I would give much to never have to mention Pope Francis on this website, but the situation forces me to join forces with other faithful Christians who have made no secret of their resistance to him, often at great personal cost. A man does not sit idly by while others fight his battles. For this reason I feel compelled to write a few words about Pope Francis and his Bergoglian mutiny before the synod. After that it is my sincere intention never to write about Pope Francis or his gang of co-conspirators ever again, or at least  until his pontificate ends - which I obviously hope will be very soon. Of course, my end could come before that of Pope Francis, in which case the words I shall have written regarding Pope Francis before the synod will have been my last on him and his gang.

What will hopefully follow is a 3-piece series of  articles detailing precisely why it is very obvious that we are in the days of papal piracy.

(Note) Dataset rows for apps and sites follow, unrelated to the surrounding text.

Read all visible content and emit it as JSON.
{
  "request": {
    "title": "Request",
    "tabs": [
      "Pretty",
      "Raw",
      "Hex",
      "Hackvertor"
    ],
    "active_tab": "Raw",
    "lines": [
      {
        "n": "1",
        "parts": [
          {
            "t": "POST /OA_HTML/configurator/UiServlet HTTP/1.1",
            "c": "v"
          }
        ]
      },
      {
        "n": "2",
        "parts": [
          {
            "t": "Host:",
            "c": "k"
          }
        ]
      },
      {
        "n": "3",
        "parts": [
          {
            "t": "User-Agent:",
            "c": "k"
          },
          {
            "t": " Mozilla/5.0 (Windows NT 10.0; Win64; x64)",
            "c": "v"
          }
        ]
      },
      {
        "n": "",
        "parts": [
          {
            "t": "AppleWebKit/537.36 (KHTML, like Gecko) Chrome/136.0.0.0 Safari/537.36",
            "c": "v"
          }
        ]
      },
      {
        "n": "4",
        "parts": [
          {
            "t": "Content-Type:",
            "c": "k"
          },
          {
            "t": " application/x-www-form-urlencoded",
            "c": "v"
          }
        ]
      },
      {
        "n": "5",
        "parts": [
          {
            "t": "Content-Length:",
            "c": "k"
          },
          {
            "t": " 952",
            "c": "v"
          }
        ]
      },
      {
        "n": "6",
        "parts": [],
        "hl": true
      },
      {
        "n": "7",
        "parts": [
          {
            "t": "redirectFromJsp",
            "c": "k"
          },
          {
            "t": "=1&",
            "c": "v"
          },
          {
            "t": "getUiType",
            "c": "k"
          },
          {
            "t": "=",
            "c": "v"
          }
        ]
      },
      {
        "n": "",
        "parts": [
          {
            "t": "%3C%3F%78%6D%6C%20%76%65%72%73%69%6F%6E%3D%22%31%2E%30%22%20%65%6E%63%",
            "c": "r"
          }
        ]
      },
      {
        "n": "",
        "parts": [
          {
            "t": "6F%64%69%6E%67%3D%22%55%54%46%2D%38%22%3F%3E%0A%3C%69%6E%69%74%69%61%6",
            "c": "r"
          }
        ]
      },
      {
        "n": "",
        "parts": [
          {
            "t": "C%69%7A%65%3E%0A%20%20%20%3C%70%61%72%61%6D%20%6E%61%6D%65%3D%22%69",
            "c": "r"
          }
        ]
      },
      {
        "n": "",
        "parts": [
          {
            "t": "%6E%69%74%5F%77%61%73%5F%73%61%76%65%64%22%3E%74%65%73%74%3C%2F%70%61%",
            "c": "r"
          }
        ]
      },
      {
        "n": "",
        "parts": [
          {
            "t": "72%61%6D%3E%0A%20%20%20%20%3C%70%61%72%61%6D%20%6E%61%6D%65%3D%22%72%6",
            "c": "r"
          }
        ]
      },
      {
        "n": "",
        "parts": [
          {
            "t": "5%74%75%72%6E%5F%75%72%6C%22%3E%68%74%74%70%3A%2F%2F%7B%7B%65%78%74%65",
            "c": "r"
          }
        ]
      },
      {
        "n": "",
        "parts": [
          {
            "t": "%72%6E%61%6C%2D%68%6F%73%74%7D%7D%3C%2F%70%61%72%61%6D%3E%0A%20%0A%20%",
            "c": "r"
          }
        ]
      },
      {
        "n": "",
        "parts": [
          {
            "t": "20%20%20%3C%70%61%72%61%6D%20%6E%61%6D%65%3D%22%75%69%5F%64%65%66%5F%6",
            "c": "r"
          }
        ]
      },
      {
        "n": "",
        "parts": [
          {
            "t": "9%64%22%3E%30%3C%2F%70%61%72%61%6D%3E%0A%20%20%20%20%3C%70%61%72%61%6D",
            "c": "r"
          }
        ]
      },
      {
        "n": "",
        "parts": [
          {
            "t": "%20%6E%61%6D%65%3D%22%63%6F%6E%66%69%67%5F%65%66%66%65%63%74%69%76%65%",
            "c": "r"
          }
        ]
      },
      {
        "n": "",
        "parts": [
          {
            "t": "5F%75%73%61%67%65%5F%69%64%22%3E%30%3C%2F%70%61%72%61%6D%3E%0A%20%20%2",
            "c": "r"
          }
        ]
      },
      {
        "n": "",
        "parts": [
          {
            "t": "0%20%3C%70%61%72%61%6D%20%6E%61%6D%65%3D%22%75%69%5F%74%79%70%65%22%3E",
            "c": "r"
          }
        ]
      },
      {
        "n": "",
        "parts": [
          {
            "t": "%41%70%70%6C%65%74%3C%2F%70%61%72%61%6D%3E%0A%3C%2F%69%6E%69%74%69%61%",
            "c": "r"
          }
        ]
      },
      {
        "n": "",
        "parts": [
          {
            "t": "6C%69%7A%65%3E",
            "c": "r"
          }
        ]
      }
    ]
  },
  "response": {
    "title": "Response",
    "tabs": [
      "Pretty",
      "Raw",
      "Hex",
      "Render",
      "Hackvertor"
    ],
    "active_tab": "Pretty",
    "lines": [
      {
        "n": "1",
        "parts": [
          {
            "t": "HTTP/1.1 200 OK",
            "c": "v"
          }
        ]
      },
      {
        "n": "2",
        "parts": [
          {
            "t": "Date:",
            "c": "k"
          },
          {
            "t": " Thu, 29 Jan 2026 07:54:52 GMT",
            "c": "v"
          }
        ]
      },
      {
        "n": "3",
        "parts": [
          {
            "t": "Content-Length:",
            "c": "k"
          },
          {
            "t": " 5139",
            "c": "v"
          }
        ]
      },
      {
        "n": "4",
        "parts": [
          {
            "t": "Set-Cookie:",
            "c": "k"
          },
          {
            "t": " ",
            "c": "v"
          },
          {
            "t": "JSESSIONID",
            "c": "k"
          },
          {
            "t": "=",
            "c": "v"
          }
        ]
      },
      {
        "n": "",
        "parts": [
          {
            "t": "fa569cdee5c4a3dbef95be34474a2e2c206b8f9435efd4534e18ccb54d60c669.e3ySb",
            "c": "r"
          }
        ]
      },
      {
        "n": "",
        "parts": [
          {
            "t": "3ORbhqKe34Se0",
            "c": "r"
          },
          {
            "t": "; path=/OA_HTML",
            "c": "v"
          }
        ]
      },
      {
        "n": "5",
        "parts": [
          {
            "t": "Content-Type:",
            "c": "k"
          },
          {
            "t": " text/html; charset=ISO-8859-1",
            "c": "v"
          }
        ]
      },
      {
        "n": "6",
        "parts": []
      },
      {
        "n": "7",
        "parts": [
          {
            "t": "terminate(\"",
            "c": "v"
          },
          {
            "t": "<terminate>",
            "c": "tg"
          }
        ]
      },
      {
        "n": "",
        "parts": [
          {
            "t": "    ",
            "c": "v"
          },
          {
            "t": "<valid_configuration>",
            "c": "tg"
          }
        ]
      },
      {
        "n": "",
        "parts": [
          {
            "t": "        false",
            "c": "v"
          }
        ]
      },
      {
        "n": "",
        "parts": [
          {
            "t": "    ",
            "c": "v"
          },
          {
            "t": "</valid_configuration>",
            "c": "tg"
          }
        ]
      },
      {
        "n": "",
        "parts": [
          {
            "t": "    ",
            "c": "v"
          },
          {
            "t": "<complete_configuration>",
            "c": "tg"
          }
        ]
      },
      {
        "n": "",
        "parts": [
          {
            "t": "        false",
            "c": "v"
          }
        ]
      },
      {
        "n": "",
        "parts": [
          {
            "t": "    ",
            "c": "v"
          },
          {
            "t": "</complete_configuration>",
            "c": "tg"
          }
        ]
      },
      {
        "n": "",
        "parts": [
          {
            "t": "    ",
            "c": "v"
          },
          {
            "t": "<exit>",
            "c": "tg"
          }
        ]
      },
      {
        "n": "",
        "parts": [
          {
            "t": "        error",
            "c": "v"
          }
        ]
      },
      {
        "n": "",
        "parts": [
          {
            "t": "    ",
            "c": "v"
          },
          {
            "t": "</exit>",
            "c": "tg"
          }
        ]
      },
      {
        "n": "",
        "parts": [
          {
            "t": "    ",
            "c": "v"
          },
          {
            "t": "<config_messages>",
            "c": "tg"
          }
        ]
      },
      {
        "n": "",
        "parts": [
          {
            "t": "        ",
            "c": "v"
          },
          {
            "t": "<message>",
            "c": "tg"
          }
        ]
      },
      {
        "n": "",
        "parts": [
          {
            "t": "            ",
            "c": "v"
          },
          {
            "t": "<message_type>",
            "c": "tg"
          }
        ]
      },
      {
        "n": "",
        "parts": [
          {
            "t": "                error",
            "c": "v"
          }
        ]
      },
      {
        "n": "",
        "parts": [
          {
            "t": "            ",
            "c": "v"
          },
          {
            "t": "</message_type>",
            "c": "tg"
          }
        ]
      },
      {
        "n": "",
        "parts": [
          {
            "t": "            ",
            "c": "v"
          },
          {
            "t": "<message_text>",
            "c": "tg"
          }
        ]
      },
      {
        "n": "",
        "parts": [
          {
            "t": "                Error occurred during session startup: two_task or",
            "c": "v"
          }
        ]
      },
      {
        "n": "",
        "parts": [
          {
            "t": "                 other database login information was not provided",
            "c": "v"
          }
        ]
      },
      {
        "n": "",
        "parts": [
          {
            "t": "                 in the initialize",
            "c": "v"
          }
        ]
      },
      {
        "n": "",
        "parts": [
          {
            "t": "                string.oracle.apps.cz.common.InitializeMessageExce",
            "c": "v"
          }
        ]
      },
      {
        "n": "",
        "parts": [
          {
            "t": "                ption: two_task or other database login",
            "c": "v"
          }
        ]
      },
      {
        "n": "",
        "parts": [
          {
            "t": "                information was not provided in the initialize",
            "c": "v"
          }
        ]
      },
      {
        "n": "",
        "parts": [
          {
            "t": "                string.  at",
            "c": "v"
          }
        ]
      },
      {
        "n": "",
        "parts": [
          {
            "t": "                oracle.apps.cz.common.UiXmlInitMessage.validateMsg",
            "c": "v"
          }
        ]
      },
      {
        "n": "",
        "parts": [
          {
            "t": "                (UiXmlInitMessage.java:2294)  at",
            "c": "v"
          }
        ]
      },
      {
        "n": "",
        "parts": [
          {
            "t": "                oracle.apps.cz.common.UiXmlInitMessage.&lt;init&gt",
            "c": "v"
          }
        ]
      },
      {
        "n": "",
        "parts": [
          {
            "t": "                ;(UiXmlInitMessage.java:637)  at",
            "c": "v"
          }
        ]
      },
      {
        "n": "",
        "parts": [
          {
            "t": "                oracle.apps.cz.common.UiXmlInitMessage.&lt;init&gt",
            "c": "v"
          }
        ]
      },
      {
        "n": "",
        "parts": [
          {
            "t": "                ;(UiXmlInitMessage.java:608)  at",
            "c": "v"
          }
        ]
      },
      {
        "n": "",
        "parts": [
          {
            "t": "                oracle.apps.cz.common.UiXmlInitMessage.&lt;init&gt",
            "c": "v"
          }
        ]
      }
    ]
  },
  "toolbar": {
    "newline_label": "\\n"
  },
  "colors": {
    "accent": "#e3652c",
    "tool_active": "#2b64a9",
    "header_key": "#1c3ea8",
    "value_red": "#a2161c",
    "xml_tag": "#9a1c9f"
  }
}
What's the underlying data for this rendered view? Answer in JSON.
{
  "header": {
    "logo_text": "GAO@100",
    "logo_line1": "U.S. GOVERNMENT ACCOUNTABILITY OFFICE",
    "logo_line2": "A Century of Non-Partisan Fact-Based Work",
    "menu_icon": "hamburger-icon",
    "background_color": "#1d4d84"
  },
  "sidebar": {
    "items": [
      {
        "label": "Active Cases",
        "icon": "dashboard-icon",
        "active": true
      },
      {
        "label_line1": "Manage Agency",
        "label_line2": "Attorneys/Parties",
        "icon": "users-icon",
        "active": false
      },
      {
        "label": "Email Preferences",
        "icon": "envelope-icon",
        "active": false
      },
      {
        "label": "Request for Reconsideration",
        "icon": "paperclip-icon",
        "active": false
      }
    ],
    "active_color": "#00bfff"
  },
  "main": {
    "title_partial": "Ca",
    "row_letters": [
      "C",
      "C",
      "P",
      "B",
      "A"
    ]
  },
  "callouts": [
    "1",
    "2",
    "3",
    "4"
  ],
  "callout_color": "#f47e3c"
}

In these I shall attempt to show that Pope Francis is following the blueprint perfectly of one who commandeers the barque of St. Peter with the intent of sinking her. That he will not succeed we can be sure of: Indeed, we have divine assurance. However, it is very likely that the waves he causes will throw many overboard, and the explosions he keeps hurling - growing in size with remarkable consistency - in trying destroy the Church from within will dishearten many onboard. As the Book  of Proverbs tells us,  "the people shall fall".

Now, one might ask: Given that so many high-profile Catholics have had their say on Pope Francis, what exactly do I bring to the table that is so important that I had to write about it? Well, as I have written previously, this blog is mainy for personal reasons, and I have hardly any visitors, so swaying public opinion is certainly not my intention. Still, what else can I do? I cannot exactly denounce Pope Francis from the high altar at St. Peter's Basilica, any more than I can lead a large protest to warn Pope Francis and his gang that many of us are onto him. What I can do, however, is try and give a proper analysis of the situation, such that when someone comes along and says that "Pope Francis has not said anything heretical", I can point out that he has. When someone comes out and says "Pope Francis is trying his best" I can point out clearly that he is not, or rather that perhaps he is,  but not his best in proclaiming the Gospel, rather in undermining it.

I can do this because I have a reading of Pope Francis like few others it seems, and truth be told he never fooled me for long. There is a remarkable consistensy to Pope Francis that only becomes clear once one stops deluding oneself that he is trying his best for the Church. One only needs intellectually honesty, some historical knowledge and a grasp a healthy dose of scepticism.

Let us, however, be honest, and perfectly clear: Pope Francis did not grow...

Subscribe to Athanasian Creed